Problem: Since only the written part is wanted, repeat the records exactly and omit the pictures.

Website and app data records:
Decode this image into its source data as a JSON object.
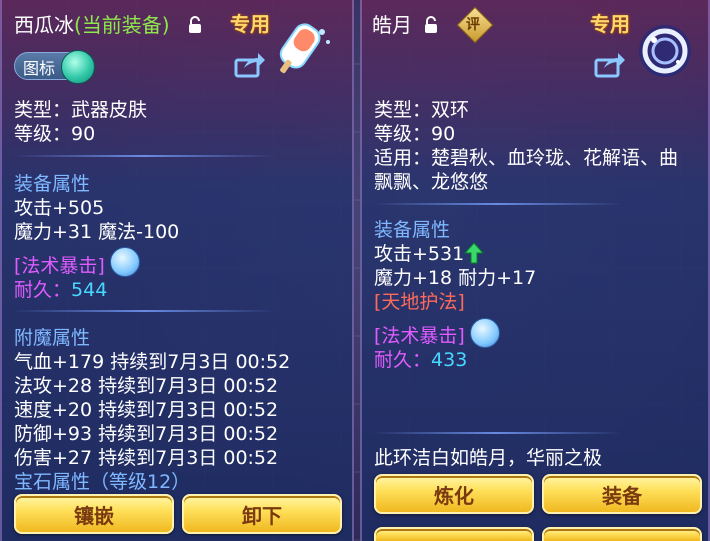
{
  "left": {
    "name": "西瓜冰",
    "equipped_tag": "(当前装备)",
    "exclusive": "专用",
    "icon_toggle_label": "图标",
    "type_line": "类型：武器皮肤",
    "level_line": "等级：90",
    "equip_attr_title": "装备属性",
    "attack_line": "攻击+505",
    "magic_line": "魔力+31 魔法-100",
    "special_skill": "[法术暴击]",
    "durability_label": "耐久：",
    "durability_value": "544",
    "enchant_title": "附魔属性",
    "enchants": [
      "气血+179 持续到7月3日 00:52",
      "法攻+28 持续到7月3日 00:52",
      "速度+20 持续到7月3日 00:52",
      "防御+93 持续到7月3日 00:52",
      "伤害+27 持续到7月3日 00:52"
    ],
    "gem_line": "宝石属性（等级12）",
    "btn_inlay": "镶嵌",
    "btn_unequip": "卸下"
  },
  "right": {
    "name": "皓月",
    "evaluate_badge": "评",
    "exclusive": "专用",
    "type_line": "类型：双环",
    "level_line": "等级：90",
    "suitable_line1": "适用：楚碧秋、血玲珑、花解语、曲",
    "suitable_line2": "飘飘、龙悠悠",
    "equip_attr_title": "装备属性",
    "attack_line": "攻击+531",
    "magic_line": "魔力+18 耐力+17",
    "special1": "[天地护法]",
    "special2": "[法术暴击]",
    "durability_label": "耐久：",
    "durability_value": "433",
    "description": "此环洁白如皓月，华丽之极",
    "btn_refine": "炼化",
    "btn_equip": "装备"
  },
  "colors": {
    "highlight_green": "#8ee84a",
    "section_blue": "#7fb8ff",
    "skill_magenta": "#e05cff",
    "value_cyan": "#48d8ff",
    "skill_red": "#ff6a5a",
    "button_gold": "#ffe05a"
  },
  "icons": [
    "lock-icon",
    "share-icon",
    "popsicle-icon",
    "moon-ring-icon",
    "refresh-icon",
    "up-arrow-icon"
  ]
}
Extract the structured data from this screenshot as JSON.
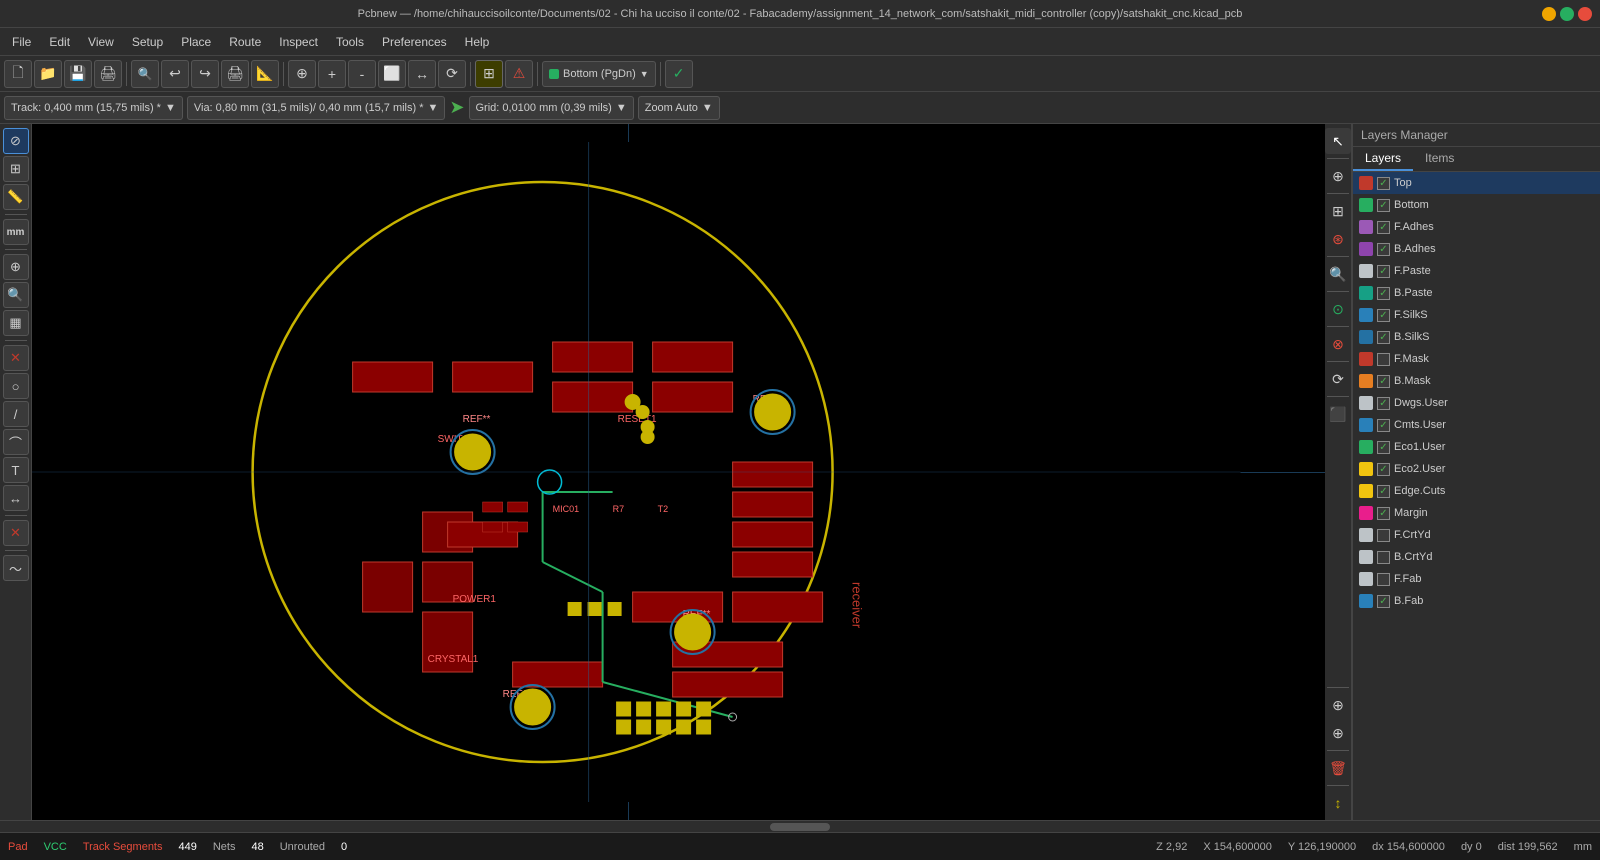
{
  "titlebar": {
    "title": "Pcbnew — /home/chihauccisoilconte/Documents/02 - Chi ha ucciso il conte/02 - Fabacademy/assignment_14_network_com/satshakit_midi_controller (copy)/satshakit_cnc.kicad_pcb"
  },
  "menubar": {
    "items": [
      "File",
      "Edit",
      "View",
      "Setup",
      "Place",
      "Route",
      "Inspect",
      "Tools",
      "Preferences",
      "Help"
    ]
  },
  "toolbar": {
    "layer_dropdown": "Bottom (PgDn)",
    "track_label": "Track: 0,400 mm (15,75 mils) *",
    "via_label": "Via: 0,80 mm (31,5 mils)/ 0,40 mm (15,7 mils) *",
    "grid_label": "Grid: 0,0100 mm (0,39 mils)",
    "zoom_label": "Zoom Auto"
  },
  "layers_manager": {
    "title": "Layers Manager",
    "tabs": [
      "Layers",
      "Items"
    ],
    "active_tab": "Layers",
    "layers": [
      {
        "name": "Top",
        "color": "#c0392b",
        "checked": true,
        "selected": true
      },
      {
        "name": "Bottom",
        "color": "#27ae60",
        "checked": true
      },
      {
        "name": "F.Adhes",
        "color": "#9b59b6",
        "checked": true
      },
      {
        "name": "B.Adhes",
        "color": "#8e44ad",
        "checked": true
      },
      {
        "name": "F.Paste",
        "color": "#bdc3c7",
        "checked": true
      },
      {
        "name": "B.Paste",
        "color": "#16a085",
        "checked": true
      },
      {
        "name": "F.SilkS",
        "color": "#2980b9",
        "checked": true
      },
      {
        "name": "B.SilkS",
        "color": "#2471a3",
        "checked": true
      },
      {
        "name": "F.Mask",
        "color": "#c0392b",
        "checked": false
      },
      {
        "name": "B.Mask",
        "color": "#e67e22",
        "checked": true
      },
      {
        "name": "Dwgs.User",
        "color": "#bdc3c7",
        "checked": true
      },
      {
        "name": "Cmts.User",
        "color": "#2980b9",
        "checked": true
      },
      {
        "name": "Eco1.User",
        "color": "#27ae60",
        "checked": true
      },
      {
        "name": "Eco2.User",
        "color": "#f1c40f",
        "checked": true
      },
      {
        "name": "Edge.Cuts",
        "color": "#f1c40f",
        "checked": true
      },
      {
        "name": "Margin",
        "color": "#e91e8c",
        "checked": true
      },
      {
        "name": "F.CrtYd",
        "color": "#bdc3c7",
        "checked": false
      },
      {
        "name": "B.CrtYd",
        "color": "#bdc3c7",
        "checked": false
      },
      {
        "name": "F.Fab",
        "color": "#bdc3c7",
        "checked": false
      },
      {
        "name": "B.Fab",
        "color": "#2980b9",
        "checked": true
      }
    ]
  },
  "statusbar": {
    "pad_label": "Pad",
    "pad_val": "VCC",
    "track_label": "Track Segments",
    "track_val": "449",
    "nets_label": "Nets",
    "nets_val": "48",
    "unrouted_label": "Unrouted",
    "unrouted_val": "0",
    "coords": "Z 2,92",
    "x_coord": "X 154,600000",
    "y_coord": "Y 126,190000",
    "dx": "dx 154,600000",
    "dy": "dy 0",
    "dist": "dist 199,562",
    "unit": "mm"
  }
}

Solution for this task:
Decode this image into its source data as a JSON object.
{
  "left": {
    "name": "西瓜冰",
    "equipped_tag": "(当前装备)",
    "exclusive": "专用",
    "icon_toggle_label": "图标",
    "type_line": "类型：武器皮肤",
    "level_line": "等级：90",
    "equip_attr_title": "装备属性",
    "attack_line": "攻击+505",
    "magic_line": "魔力+31 魔法-100",
    "special_skill": "[法术暴击]",
    "durability_label": "耐久：",
    "durability_value": "544",
    "enchant_title": "附魔属性",
    "enchants": [
      "气血+179 持续到7月3日 00:52",
      "法攻+28 持续到7月3日 00:52",
      "速度+20 持续到7月3日 00:52",
      "防御+93 持续到7月3日 00:52",
      "伤害+27 持续到7月3日 00:52"
    ],
    "gem_line": "宝石属性（等级12）",
    "btn_inlay": "镶嵌",
    "btn_unequip": "卸下"
  },
  "right": {
    "name": "皓月",
    "evaluate_badge": "评",
    "exclusive": "专用",
    "type_line": "类型：双环",
    "level_line": "等级：90",
    "suitable_line1": "适用：楚碧秋、血玲珑、花解语、曲",
    "suitable_line2": "飘飘、龙悠悠",
    "equip_attr_title": "装备属性",
    "attack_line": "攻击+531",
    "magic_line": "魔力+18 耐力+17",
    "special1": "[天地护法]",
    "special2": "[法术暴击]",
    "durability_label": "耐久：",
    "durability_value": "433",
    "description": "此环洁白如皓月，华丽之极",
    "btn_refine": "炼化",
    "btn_equip": "装备"
  },
  "colors": {
    "highlight_green": "#8ee84a",
    "section_blue": "#7fb8ff",
    "skill_magenta": "#e05cff",
    "value_cyan": "#48d8ff",
    "skill_red": "#ff6a5a",
    "button_gold": "#ffe05a"
  },
  "icons": [
    "lock-icon",
    "share-icon",
    "popsicle-icon",
    "moon-ring-icon",
    "refresh-icon",
    "up-arrow-icon"
  ]
}
Extract the structured data from this screenshot as JSON.
{
  "titlebar": {
    "title": "Pcbnew — /home/chihauccisoilconte/Documents/02 - Chi ha ucciso il conte/02 - Fabacademy/assignment_14_network_com/satshakit_midi_controller (copy)/satshakit_cnc.kicad_pcb"
  },
  "menubar": {
    "items": [
      "File",
      "Edit",
      "View",
      "Setup",
      "Place",
      "Route",
      "Inspect",
      "Tools",
      "Preferences",
      "Help"
    ]
  },
  "toolbar": {
    "layer_dropdown": "Bottom (PgDn)",
    "track_label": "Track: 0,400 mm (15,75 mils) *",
    "via_label": "Via: 0,80 mm (31,5 mils)/ 0,40 mm (15,7 mils) *",
    "grid_label": "Grid: 0,0100 mm (0,39 mils)",
    "zoom_label": "Zoom Auto"
  },
  "layers_manager": {
    "title": "Layers Manager",
    "tabs": [
      "Layers",
      "Items"
    ],
    "active_tab": "Layers",
    "layers": [
      {
        "name": "Top",
        "color": "#c0392b",
        "checked": true,
        "selected": true
      },
      {
        "name": "Bottom",
        "color": "#27ae60",
        "checked": true
      },
      {
        "name": "F.Adhes",
        "color": "#9b59b6",
        "checked": true
      },
      {
        "name": "B.Adhes",
        "color": "#8e44ad",
        "checked": true
      },
      {
        "name": "F.Paste",
        "color": "#bdc3c7",
        "checked": true
      },
      {
        "name": "B.Paste",
        "color": "#16a085",
        "checked": true
      },
      {
        "name": "F.SilkS",
        "color": "#2980b9",
        "checked": true
      },
      {
        "name": "B.SilkS",
        "color": "#2471a3",
        "checked": true
      },
      {
        "name": "F.Mask",
        "color": "#c0392b",
        "checked": false
      },
      {
        "name": "B.Mask",
        "color": "#e67e22",
        "checked": true
      },
      {
        "name": "Dwgs.User",
        "color": "#bdc3c7",
        "checked": true
      },
      {
        "name": "Cmts.User",
        "color": "#2980b9",
        "checked": true
      },
      {
        "name": "Eco1.User",
        "color": "#27ae60",
        "checked": true
      },
      {
        "name": "Eco2.User",
        "color": "#f1c40f",
        "checked": true
      },
      {
        "name": "Edge.Cuts",
        "color": "#f1c40f",
        "checked": true
      },
      {
        "name": "Margin",
        "color": "#e91e8c",
        "checked": true
      },
      {
        "name": "F.CrtYd",
        "color": "#bdc3c7",
        "checked": false
      },
      {
        "name": "B.CrtYd",
        "color": "#bdc3c7",
        "checked": false
      },
      {
        "name": "F.Fab",
        "color": "#bdc3c7",
        "checked": false
      },
      {
        "name": "B.Fab",
        "color": "#2980b9",
        "checked": true
      }
    ]
  },
  "statusbar": {
    "pad_label": "Pad",
    "pad_val": "VCC",
    "track_label": "Track Segments",
    "track_val": "449",
    "nets_label": "Nets",
    "nets_val": "48",
    "unrouted_label": "Unrouted",
    "unrouted_val": "0",
    "coords": "Z 2,92",
    "x_coord": "X 154,600000",
    "y_coord": "Y 126,190000",
    "dx": "dx 154,600000",
    "dy": "dy 0",
    "dist": "dist 199,562",
    "unit": "mm"
  }
}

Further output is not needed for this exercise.